Excerpts from an interface dataset:
Start of Block

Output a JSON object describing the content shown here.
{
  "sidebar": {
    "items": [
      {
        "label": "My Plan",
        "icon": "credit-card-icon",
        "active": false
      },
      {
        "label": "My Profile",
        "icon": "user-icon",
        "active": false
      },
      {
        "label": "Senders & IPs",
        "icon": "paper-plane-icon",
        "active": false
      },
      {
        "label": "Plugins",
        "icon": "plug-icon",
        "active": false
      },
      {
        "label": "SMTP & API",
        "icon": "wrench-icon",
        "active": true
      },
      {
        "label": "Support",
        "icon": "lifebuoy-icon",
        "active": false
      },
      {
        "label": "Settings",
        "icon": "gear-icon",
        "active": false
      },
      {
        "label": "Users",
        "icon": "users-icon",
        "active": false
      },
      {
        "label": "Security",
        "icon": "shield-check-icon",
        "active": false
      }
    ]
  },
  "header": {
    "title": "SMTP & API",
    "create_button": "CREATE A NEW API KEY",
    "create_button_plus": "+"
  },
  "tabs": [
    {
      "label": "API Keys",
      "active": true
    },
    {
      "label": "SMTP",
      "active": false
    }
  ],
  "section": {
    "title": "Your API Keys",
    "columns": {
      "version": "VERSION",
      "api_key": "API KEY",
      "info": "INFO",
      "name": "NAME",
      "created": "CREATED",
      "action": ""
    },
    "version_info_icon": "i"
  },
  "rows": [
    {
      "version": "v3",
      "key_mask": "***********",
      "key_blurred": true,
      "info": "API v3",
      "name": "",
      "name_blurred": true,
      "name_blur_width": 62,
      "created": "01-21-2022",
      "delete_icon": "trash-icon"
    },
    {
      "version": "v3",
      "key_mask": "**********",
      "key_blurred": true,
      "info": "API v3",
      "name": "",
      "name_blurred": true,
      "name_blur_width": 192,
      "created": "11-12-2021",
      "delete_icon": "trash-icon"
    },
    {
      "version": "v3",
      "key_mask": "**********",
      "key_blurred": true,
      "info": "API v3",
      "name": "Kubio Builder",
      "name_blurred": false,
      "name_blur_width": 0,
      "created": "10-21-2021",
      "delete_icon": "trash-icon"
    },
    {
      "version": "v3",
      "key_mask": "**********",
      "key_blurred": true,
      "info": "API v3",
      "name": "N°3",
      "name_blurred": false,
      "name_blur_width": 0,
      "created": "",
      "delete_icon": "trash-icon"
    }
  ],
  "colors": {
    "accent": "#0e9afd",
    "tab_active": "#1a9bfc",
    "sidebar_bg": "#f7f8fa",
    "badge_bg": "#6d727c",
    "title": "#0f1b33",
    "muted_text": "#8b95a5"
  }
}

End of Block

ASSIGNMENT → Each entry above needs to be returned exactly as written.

SOLUTION →
Output a JSON object describing the content shown here.
{
  "sidebar": {
    "items": [
      {
        "label": "My Plan",
        "icon": "credit-card-icon",
        "active": false
      },
      {
        "label": "My Profile",
        "icon": "user-icon",
        "active": false
      },
      {
        "label": "Senders & IPs",
        "icon": "paper-plane-icon",
        "active": false
      },
      {
        "label": "Plugins",
        "icon": "plug-icon",
        "active": false
      },
      {
        "label": "SMTP & API",
        "icon": "wrench-icon",
        "active": true
      },
      {
        "label": "Support",
        "icon": "lifebuoy-icon",
        "active": false
      },
      {
        "label": "Settings",
        "icon": "gear-icon",
        "active": false
      },
      {
        "label": "Users",
        "icon": "users-icon",
        "active": false
      },
      {
        "label": "Security",
        "icon": "shield-check-icon",
        "active": false
      }
    ]
  },
  "header": {
    "title": "SMTP & API",
    "create_button": "CREATE A NEW API KEY",
    "create_button_plus": "+"
  },
  "tabs": [
    {
      "label": "API Keys",
      "active": true
    },
    {
      "label": "SMTP",
      "active": false
    }
  ],
  "section": {
    "title": "Your API Keys",
    "columns": {
      "version": "VERSION",
      "api_key": "API KEY",
      "info": "INFO",
      "name": "NAME",
      "created": "CREATED",
      "action": ""
    },
    "version_info_icon": "i"
  },
  "rows": [
    {
      "version": "v3",
      "key_mask": "***********",
      "key_blurred": true,
      "info": "API v3",
      "name": "",
      "name_blurred": true,
      "name_blur_width": 62,
      "created": "01-21-2022",
      "delete_icon": "trash-icon"
    },
    {
      "version": "v3",
      "key_mask": "**********",
      "key_blurred": true,
      "info": "API v3",
      "name": "",
      "name_blurred": true,
      "name_blur_width": 192,
      "created": "11-12-2021",
      "delete_icon": "trash-icon"
    },
    {
      "version": "v3",
      "key_mask": "**********",
      "key_blurred": true,
      "info": "API v3",
      "name": "Kubio Builder",
      "name_blurred": false,
      "name_blur_width": 0,
      "created": "10-21-2021",
      "delete_icon": "trash-icon"
    },
    {
      "version": "v3",
      "key_mask": "**********",
      "key_blurred": true,
      "info": "API v3",
      "name": "N°3",
      "name_blurred": false,
      "name_blur_width": 0,
      "created": "",
      "delete_icon": "trash-icon"
    }
  ],
  "colors": {
    "accent": "#0e9afd",
    "tab_active": "#1a9bfc",
    "sidebar_bg": "#f7f8fa",
    "badge_bg": "#6d727c",
    "title": "#0f1b33",
    "muted_text": "#8b95a5"
  }
}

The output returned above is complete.